New Jersey has passed a bill to accelerate the effective date of amendments to the Millville Dallas Airmotive Plant Job Loss Notification Act ("NJ WARN") passed in January 2020, which were originally scheduled to take effect on July 19, 2020, but were indefinitely delayed due to the COVID-19 pandemic. As reported in our prior client alert, the effective date for the January 2020 amendments was postponed so that they would not go into effect until the 90th day following the termination of Governor Murphy's March 9, 2020, Executive Order 103, which declared a public health emergency and state of emergency in New Jersey. In addition, mass layoffs resulting from a natural disaster or national emergency (such as COVID-19) were exempted from coverage under NJ WARN. Under the new bill, which has been passed by both the NJ Senate and the NJ Assembly, the January 2020 amendments will go into effect 90 days after the bill is signed by Governor Murphy, even if the state of emergency remains in effect.
As reported in our original client alert on the amendments, the January 2020 amendments made several significant changes, including:
- The NJ WARN Act will cover all employers with 100 or more employees (including employees outside the state), regardless of how many are "full-time" or "part-time" (as long as the employer has operated in New Jersey for more than three years).
- Employers will have to provide notice of a workplace shut down or mass layoff at least 90 days in advance of the event (up from the previous 60 days).
- Most significantly, employers will also be required to provide all terminated employees severance pay equal to one week of pay for each full year of employment, making New Jersey the first state to require severance pay in addition to notice. If the employer fails to provide the full 90 days' notice, it will have to pay employees an additional four weeks of severance.
- The amended law lowers the threshold for an NJ WARN event so that the 90-day notice and severance pay will be required when (i) an employer terminates or transfers its operations in an "establishment" during any continuous 30-day period (or during a 90-day aggregation period) that results in the termination of 50 or more employees (either full- or part-time); or (ii) the employer conducts a "mass layoff" – defined as a reduction in force (not the result of a transfer or termination of operations) that results in the termination of 50 or more employees (either full- or part-time), at any group of locations within New Jersey, including employees who "report to" any location in New Jersey (removing the requirement that the terminated employees comprise at least 33% of workforce).
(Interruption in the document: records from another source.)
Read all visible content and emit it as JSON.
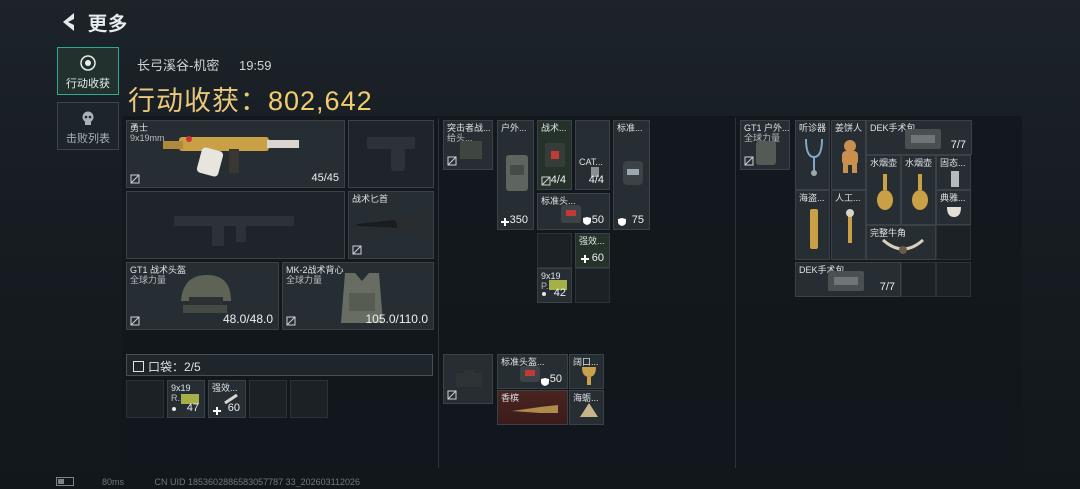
{
  "header": {
    "title": "更多"
  },
  "tabs": [
    {
      "label": "行动收获",
      "active": true,
      "icon": "eye-target-icon"
    },
    {
      "label": "击败列表",
      "active": false,
      "icon": "skull-icon"
    }
  ],
  "meta": {
    "map": "长弓溪谷-机密",
    "time": "19:59"
  },
  "harvest": {
    "label": "行动收获：",
    "value": "802,642"
  },
  "loadout": {
    "primary": {
      "name": "勇士",
      "ammo": "9x19mm",
      "count": "45/45"
    },
    "knife": {
      "name": "战术匕首"
    },
    "helmet": {
      "name": "GT1 战术头盔",
      "brand": "全球力量",
      "durability": "48.0/48.0"
    },
    "armor": {
      "name": "MK-2战术背心",
      "brand": "全球力量",
      "durability": "105.0/110.0"
    },
    "pocket": {
      "label": "口袋：2/5"
    },
    "pocket_items": [
      {
        "name": "9x19",
        "sub": "R...",
        "count": "47"
      },
      {
        "name": "强效...",
        "count": "60"
      }
    ]
  },
  "chest": {
    "rig": {
      "name": "突击者战...",
      "sub": "给头..."
    },
    "items": [
      {
        "name": "户外...",
        "count": "350"
      },
      {
        "name": "战术...",
        "count": "4/4"
      },
      {
        "name": "CAT...",
        "count": "4/4"
      },
      {
        "name": "标准...",
        "count": "75"
      },
      {
        "name": "标准头...",
        "count": "50"
      },
      {
        "name": "强效...",
        "count": "60"
      },
      {
        "name": "9x19",
        "sub": "P...",
        "count": "42"
      }
    ]
  },
  "bag": {
    "items": [
      {
        "name": "标准头盔...",
        "count": "50"
      },
      {
        "name": "阔口..."
      },
      {
        "name": "香槟"
      },
      {
        "name": "海蛎..."
      }
    ]
  },
  "backpack": {
    "rig": {
      "name": "GT1 户外...",
      "brand": "全球力量"
    },
    "items": [
      {
        "name": "听诊器"
      },
      {
        "name": "姜饼人"
      },
      {
        "name": "DEK手术包",
        "count": "7/7"
      },
      {
        "name": "水烟壶"
      },
      {
        "name": "水烟壶"
      },
      {
        "name": "固态..."
      },
      {
        "name": "海盗..."
      },
      {
        "name": "人工..."
      },
      {
        "name": "典雅..."
      },
      {
        "name": "完整牛角"
      },
      {
        "name": "DEK手术包",
        "count": "7/7"
      }
    ]
  },
  "footer": {
    "ping": "80ms",
    "uid": "CN UID 1853602886583057787 33_202603112026"
  }
}
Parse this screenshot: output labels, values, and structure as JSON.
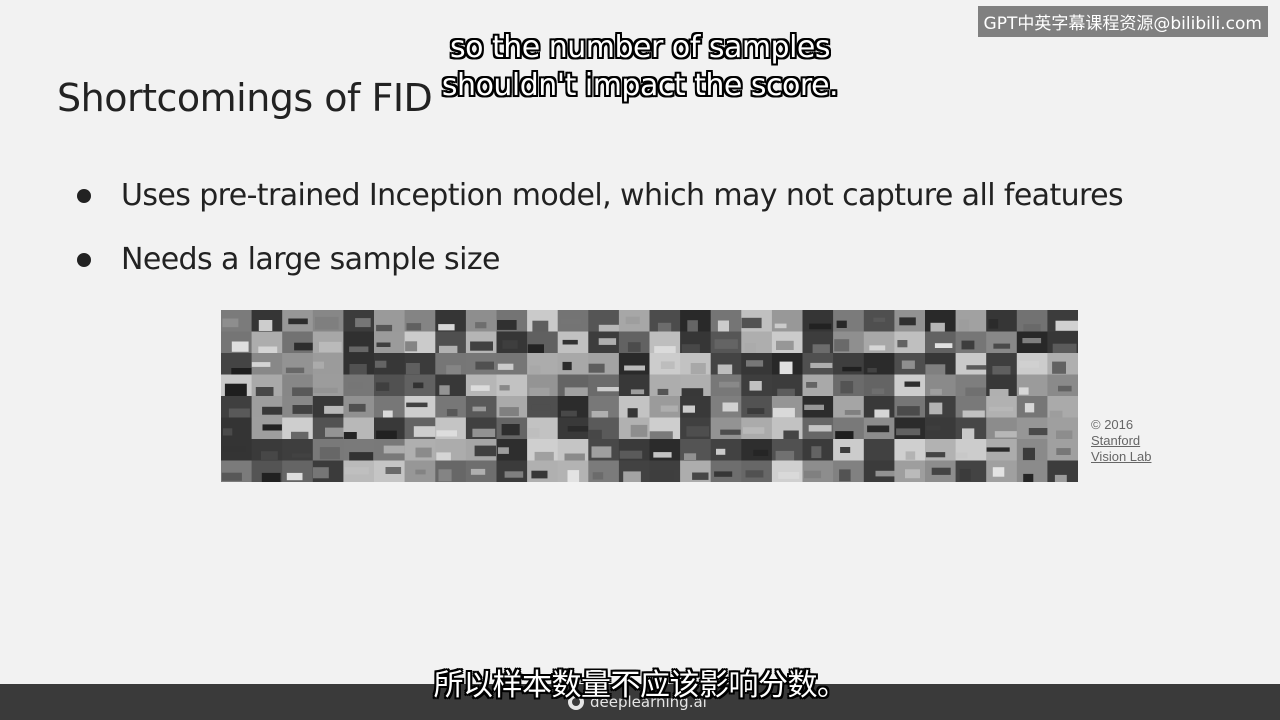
{
  "slide": {
    "title": "Shortcomings of FID",
    "bullets": [
      "Uses pre-trained Inception model, which may not capture all features",
      "Needs a large sample size"
    ],
    "credit": {
      "year": "© 2016",
      "org_line1": "Stanford",
      "org_line2": "Vision Lab"
    }
  },
  "subtitles": {
    "english_line1": "so the number of samples",
    "english_line2": "shouldn't impact the score.",
    "chinese": "所以样本数量不应该影响分数。"
  },
  "watermark": {
    "text": "GPT中英字幕课程资源@bilibili.com"
  },
  "brand": {
    "name": "deeplearning.ai",
    "icon": "deeplearning-logo-icon"
  },
  "colors": {
    "slide_bg": "#f2f2f2",
    "text": "#222222",
    "bottom_bar": "#3a3a3a"
  }
}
- The amendments also include a change to the definition of "establishment," which will now include either a single site of employment in New Jersey or a group of locations within New Jersey, which do not need to be contiguous (e.g., terminations are not counted separately at different sites of employment).
- Employees may not waive their right to severance without approval by the Commissioner or a court of competent jurisdiction.
Governor Murphy has not yet stated whether he will sign the new law before the end of 2022. DWT will continue to monitor the situation and report on any developments.